October Community Events Celebrate the Season

By Lura Jackson

 

October has officially arrived, bringing with it a month of activities happening all over Eastern Washington County. While many activities are related to the major holiday of the month – Halloween – others are related to the celebration of the year’s harvest. Though not intended to be a comprehensive guide, the article will highlight some of the events suitable for local families to enjoy!

The first weekend of the month boasts two major events. Octoberfest in Baileyville technically runs from September 30th to October 7th, but it’s the final day that will see community members out in force. The day begins with breakfast at 7:30 a.m. At 9:30, story time for grades Pre-K to Grade 3 will be held with Ms. Mary at the public library. At 11:00 a.m., the grand parade will begin. Following the parade, a car show for antique cars, trucks and bikes will be held at the DECU parking lot. At the park, youth will enjoy the G-Force inflatables running from noon to 4:00 p.m. between the series of planned events, including bed races, kid games, fireman’s muster, ping pong roll, and more. 

If you’re more inclined toward fresh, locally grown vegetables and handmade crafts, you can head to the Perry Harvest Festival on October 7th, running from 9 a.m. to 3 p.m. at the Perry Municipal Building on Route 1. Along with a wealth of produce and products, attendees will be entertained by local musicians and presentations by Barbara’s School of Dance throughout the day. Food and snack vendors will also be on hand.

On October 14th at Washington County Community College, the public is invited to participate in the college’s Fall Festival. Attendees will be treated to live music by country band Tennessee Haze of Fort Kent, a dunk tank, a bouncy house, pumpkin painting, face painting, and more. There will be hot dogs and chili available at no cost to all who desire them.

All month long in Calais, the downtown streets will be adorned with scarecrows put out by community members and business owners. The scarecrows are often of a range of themes, and some of them have been so realistic as to prompt traffic to stop so that they may cross the street! The scarecrows are part of the appropriately-named Scarecrow Fest, a festival that culminates on October 28th. On that day, the Calais Downtown Revitalization Coalition will be holding several events to celebrate the Halloween season, including the increasingly popular casket racing. During the casket race, teams compete to determine who among them has built the most efficient casket-craft. Prizes are given for multiple categories and teams are encouraged to dress up. In past years, attendees have also tried their hand at cadaver tossing, mummy racing, and touring a haunted graveyard. A schedule of events will be published in an upcoming issue.

Also on October 28th, those with an interest in locally made crafts will appreciate the annual Craft Fair at Alexander Elementary School. The event will run from 9 a.m. to 2 p.m. and always proves popular with crafters and community members alike.

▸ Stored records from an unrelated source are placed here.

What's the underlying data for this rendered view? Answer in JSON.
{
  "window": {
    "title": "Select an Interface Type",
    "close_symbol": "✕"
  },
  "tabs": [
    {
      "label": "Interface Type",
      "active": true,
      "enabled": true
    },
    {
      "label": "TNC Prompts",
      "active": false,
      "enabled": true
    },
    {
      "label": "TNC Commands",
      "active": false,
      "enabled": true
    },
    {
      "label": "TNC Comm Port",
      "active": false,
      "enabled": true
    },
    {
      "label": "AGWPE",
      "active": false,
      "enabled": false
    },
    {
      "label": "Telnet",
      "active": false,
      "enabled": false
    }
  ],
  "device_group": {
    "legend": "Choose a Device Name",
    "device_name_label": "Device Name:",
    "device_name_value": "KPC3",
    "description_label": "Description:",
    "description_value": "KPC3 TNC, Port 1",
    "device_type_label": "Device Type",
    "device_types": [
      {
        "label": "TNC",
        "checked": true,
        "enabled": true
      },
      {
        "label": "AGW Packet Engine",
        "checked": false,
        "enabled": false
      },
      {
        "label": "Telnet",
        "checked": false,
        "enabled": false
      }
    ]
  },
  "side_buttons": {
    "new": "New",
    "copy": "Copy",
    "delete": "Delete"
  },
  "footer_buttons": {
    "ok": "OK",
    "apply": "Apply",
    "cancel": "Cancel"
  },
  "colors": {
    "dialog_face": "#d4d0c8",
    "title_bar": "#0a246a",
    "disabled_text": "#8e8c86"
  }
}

Halloween-themed events fill up the end of the month. In Calais, the Calais Fire-EMS team hopes to revisit the success of past years with its famed haunted house, located at the former high school on Washington Street. The haunted house is anticipated to run on the 20th, 21st, 27th, and 28th.

On or around the 31st itself, community members can visit a number of local organizations to obtain treats. The Alexander Grange has traditionally given away treats for Halloween as part of Goodies and the Grange, and this year it will continue its practice. A trunk or treat will be held simultaneously, so plenty of candy is assured for all attendees! In Baileyville, the Recreation Department typically gets involved in the festivities, and the Spednic Club has an annual candy shell-out that’s always popular with local youth.

 

To keep apprised of other upcoming events as they become posted, keep your eye on the Community Calendar each issue.